Editor's Note: This article has been updated to reflect the 2016 election.
It may seem like a long shot, but the highly anticipated presidential contest between Hillary Clinton and Donald Trump could go to overtime after Tuesday, November 8 if the candidates each have 269 votes in the Electoral College.
We wrote about this topic last month and offered at least four scenarios where the Electoral College vote could be a tie, which would trigger the 12th Amendment of the Constitution into action. And as of Friday morning, at least one scenario is still out there, based on polling data that show New Hampshire as a possible addition to the Republicans’ column.
The popular election-tracking site Real Clear Politics compiles polling data into averages by state and projects possible Electoral College outcomes. As of early Friday morning, the Real Clear Politics No Toss-Up Map showed the projected outcome as 298 votes for Clinton and 240 votes for Trump. That scenario assumes Florida and its 29 electoral votes go to Clinton. If not, and Trump takes Florida, the count is 269-269.
What happens in a tied Election
To be sure, there are many possible outcomes on Tuesday and polling data have been problematic in many prior elections, but it is also important to understand there are constitutional provisions for deciding the winner of the presidential and vice presidential contests if no clear majority winner emerges after Election Day.
Link: Read The 12th Amendment
In a tie scenario, the election would eventually head to the House of Representatives and the Senate, under the 12th Amendment, assuming that the final Electoral College vote is similar on December 19, 2016.
This has happened twice before. After the 1824 election, when no presidential candidate won a majority of the electoral votes, the House picked John Quincy Adams over Andrew Jackson (who had the most popular votes) as President. And after the 1836 election, there was a contingent election in the Senate for Vice President won by Richard Mentor Johnson.
Before the contingent elections get to the House and Senate for a vote, however, several things need to happen. First, at a state level, the election results need to be confirmed; in particular, the winning slate of electors for a state is confirmed. This is where the disputes in 1876 and 2000 over electors had to be resolved.
There are also the possibilities of recounts and contested elections within states where a recount is automatically triggered (like the 2000 contest in Florida) or of a legal action leading state courts to decide lawsuits related to contested elections.
Related Video: Jeffrey Rosen on the Electoral College
Under a federal law known as the safe-harbor provision, a state must determine its electors six days before the Electoral College members meet in person. In 2016, that safe-harbor deadline is December 13, since the college votes on December 19.
The electors for each state convene on December 19, 2016 at their state capitols and in the District of Columbia.
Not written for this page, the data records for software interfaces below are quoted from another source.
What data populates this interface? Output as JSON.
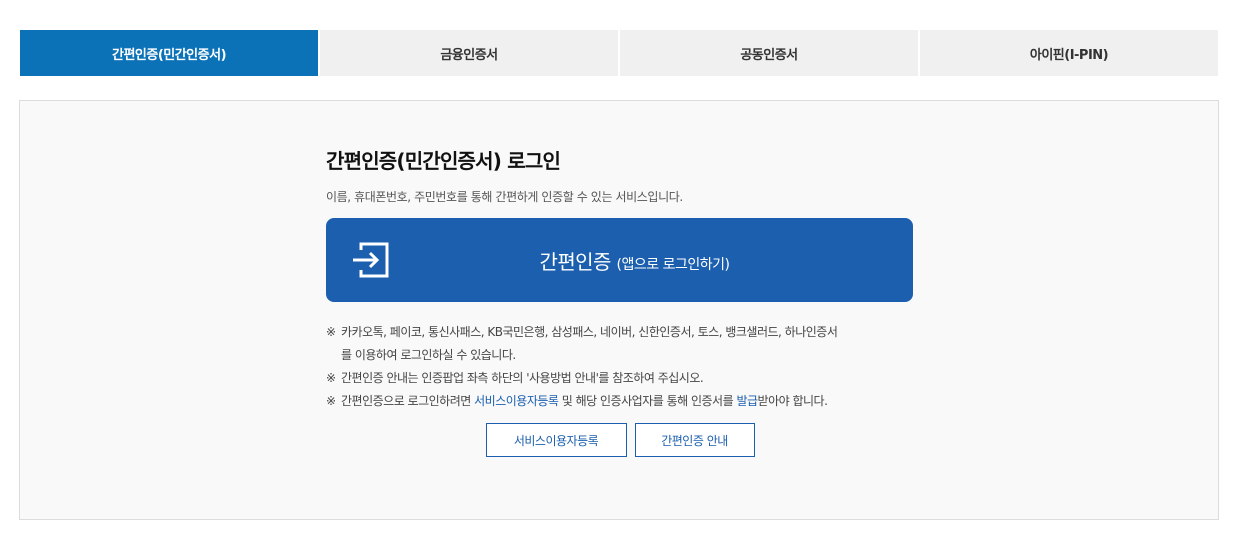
{
  "tabs": [
    {
      "label": "간편인증(민간인증서)",
      "active": true
    },
    {
      "label": "금융인증서",
      "active": false
    },
    {
      "label": "공동인증서",
      "active": false
    },
    {
      "label": "아이핀(I-PIN)",
      "active": false
    }
  ],
  "panel": {
    "title": "간편인증(민간인증서) 로그인",
    "description": "이름, 휴대폰번호, 주민번호를 통해 간편하게 인증할 수 있는 서비스입니다.",
    "main_button": {
      "icon": "login-icon",
      "label": "간편인증",
      "sub_label": "(앱으로 로그인하기)"
    },
    "notes": {
      "mark": "※",
      "note1_line1": "카카오톡, 페이코, 통신사패스, KB국민은행, 삼성패스, 네이버, 신한인증서, 토스, 뱅크샐러드, 하나인증서",
      "note1_line2": "를 이용하여 로그인하실 수 있습니다.",
      "note2": "간편인증 안내는 인증팝업 좌측 하단의 '사용방법 안내'를 참조하여 주십시오.",
      "note3_part1": "간편인증으로 로그인하려면 ",
      "note3_link1": "서비스이용자등록",
      "note3_part2": " 및 해당 인증사업자를 통해 인증서를 ",
      "note3_link2": "발급",
      "note3_part3": "받아야 합니다."
    },
    "buttons": {
      "register": "서비스이용자등록",
      "guide": "간편인증 안내"
    }
  },
  "colors": {
    "accent": "#1b5fae",
    "active_tab": "#0b72b8",
    "tab_bg": "#f0f0f0",
    "panel_bg": "#f9f9f9"
  }
}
In 48 of 50 states, just the electors who represent the candidate with the most popular votes on Election Day each get to cast votes in the Electoral College election. (Maine and Nebraska split votes by congressional district.) Each state group sends its endorsed, official vote count certificate to the Vice President (acting as President of the Senate), state officials, the federal court that had jurisdiction over the state capital area, and the federal Archivist. The vote certificates must be received in Washington by December 28.
In 2017, the new federal Congress convenes on January 6 for the official Electoral College vote count. The Vice President will open the vote certificates and pass them to four members of Congress, who count the votes. If there is a majority winner with at least 270 electoral votes and there are no objections filed by members of Congress, the Presidential election is certified and over. If there isn’t a majority winner, the House decides who is President; the Senate decides who is Vice President.
In the House, each state delegation gets one vote in the presidential contingent election. Currently, the Republicans have the clear majority in 33 state delegations out of 50 in the House, before Election Day. Each member of the Senate gets one vote in a contingent election. That could allow for the unlikely pairing of a President and Vice President from different political parties – which hasn’t happened since 1796.
And there are also some unlikely but possible scenarios. For example, there could be a vote cast by a faithless elector at the state level during the December 19 electoral college vote, which may lead someone in the House or Senate to contest that vote.
Election Resources on Constitution Daily
A recent voting history of the 15 Battleground states
Explaining how recounts and contested presidential elections work
Who are the Electors in the Electoral College?